The objectives of this project are to: 1 )better define the exposure-response relationships between hand activity level and exertion and upper limb MSDs; 2) evaluate state of the art exposure assessment methods for the upper limb to facilitate practitioners' efforts to identify and prioritize jobs for redesign and intervention, and for assessing the effectiveness of interventions to reduce the physical demands of the job; and 3) better define, categorize and evaluate the severity of work-related MSDs of the upper limb.

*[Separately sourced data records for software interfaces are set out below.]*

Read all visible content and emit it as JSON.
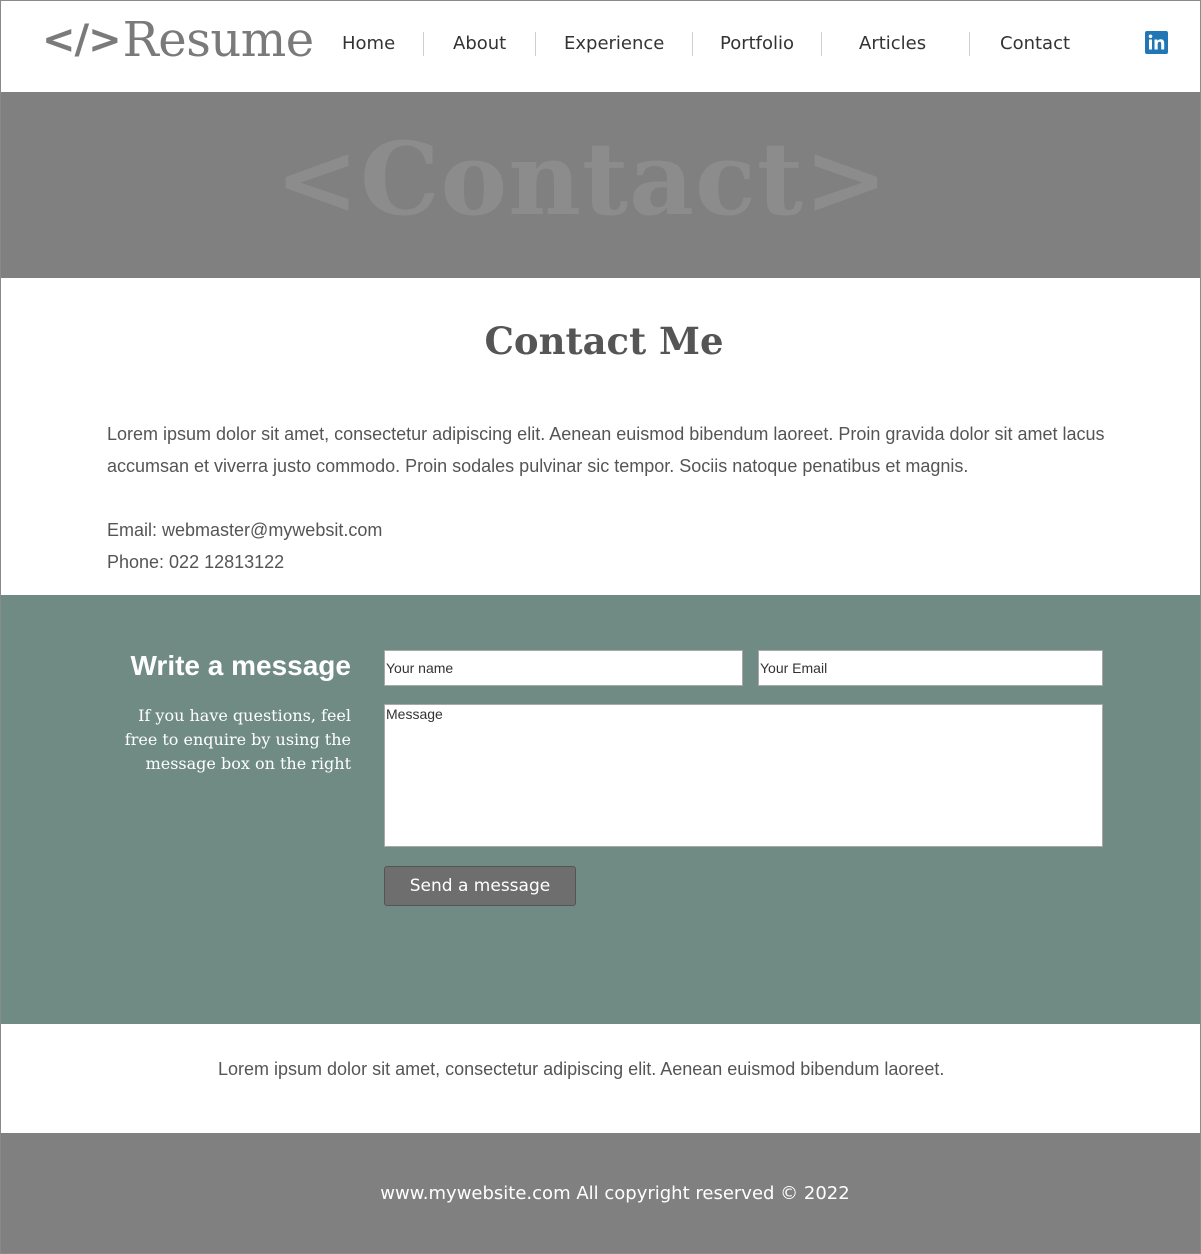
{
  "header": {
    "logo_mark": "</>",
    "logo_text": "Resume",
    "nav": [
      "Home",
      "About",
      "Experience",
      "Portfolio",
      "Articles",
      "Contact"
    ],
    "social_icon": "linkedin-icon"
  },
  "banner": {
    "text": "<Contact>"
  },
  "contact": {
    "title": "Contact Me",
    "intro": "Lorem ipsum dolor sit amet, consectetur adipiscing elit. Aenean euismod bibendum laoreet. Proin gravida dolor sit amet lacus accumsan et viverra justo commodo. Proin sodales pulvinar sic tempor. Sociis natoque penatibus et magnis.",
    "email_line": "Email: webmaster@mywebsit.com",
    "phone_line": "Phone: 022 12813122"
  },
  "message": {
    "title": "Write a message",
    "description": "If you have questions, feel free to enquire by using the message box on the right",
    "name_placeholder": "Your name",
    "email_placeholder": "Your Email",
    "message_placeholder": "Message",
    "send_label": "Send a message"
  },
  "bottom": {
    "text": "Lorem ipsum dolor sit amet, consectetur adipiscing elit. Aenean euismod bibendum laoreet."
  },
  "footer": {
    "text": "www.mywebsite.com All copyright reserved © 2022"
  },
  "colors": {
    "banner": "#808080",
    "message_section": "#6f8b83",
    "footer": "#808080",
    "linkedin": "#2176b5",
    "send_button": "#6e6e6e"
  }
}
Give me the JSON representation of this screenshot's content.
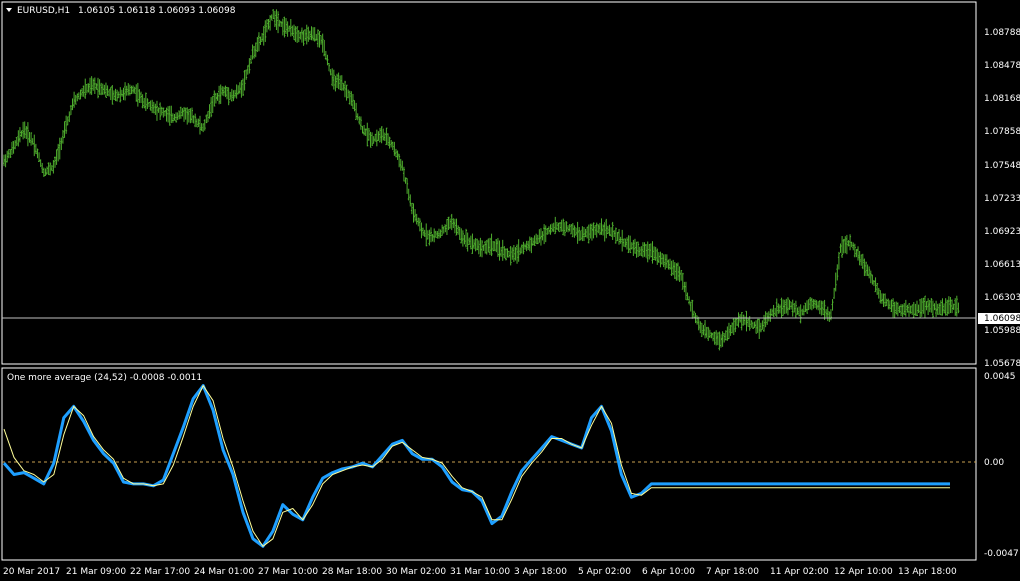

Work-related musculoskeletal disorders have been identified by many NORA sectors as a priority research area and also as a Healthy People 2010 objective. The social and economic benefits of a reduction in upper limb MSDs include a very large impact on work-related medical care costs and productivity losses. The costs of MSDs to American companies and workers have been estimated at $13 to $20 billion annually. Many of these disorders could be prevented by identifying hazardous jobs, and redesigning job tasks, tools and workstations to reduce the physical stressors. Quantifying the risk represented by workplace and individual factors will help to focus prevention efforts. This study will quantify the risk for MSDs such as carpal tunnel syndrome and hand-wrist tendonitis according to varying levels of repetitive, forceful work, with awkward postures, while taking into account organizational and individual factors. State of the art exposure assessment methods will be further validated in the study, providing valuable tools for occupational health practitioners to use in identifying and prioritizing jobs for redesign and intervention. This project aims to assist employers across many industries and hundreds of thousands of workers who are employed in jobs that require repetitive and forceful hand activity to reduce the incidence of hand and arm musculoskeletal disorders.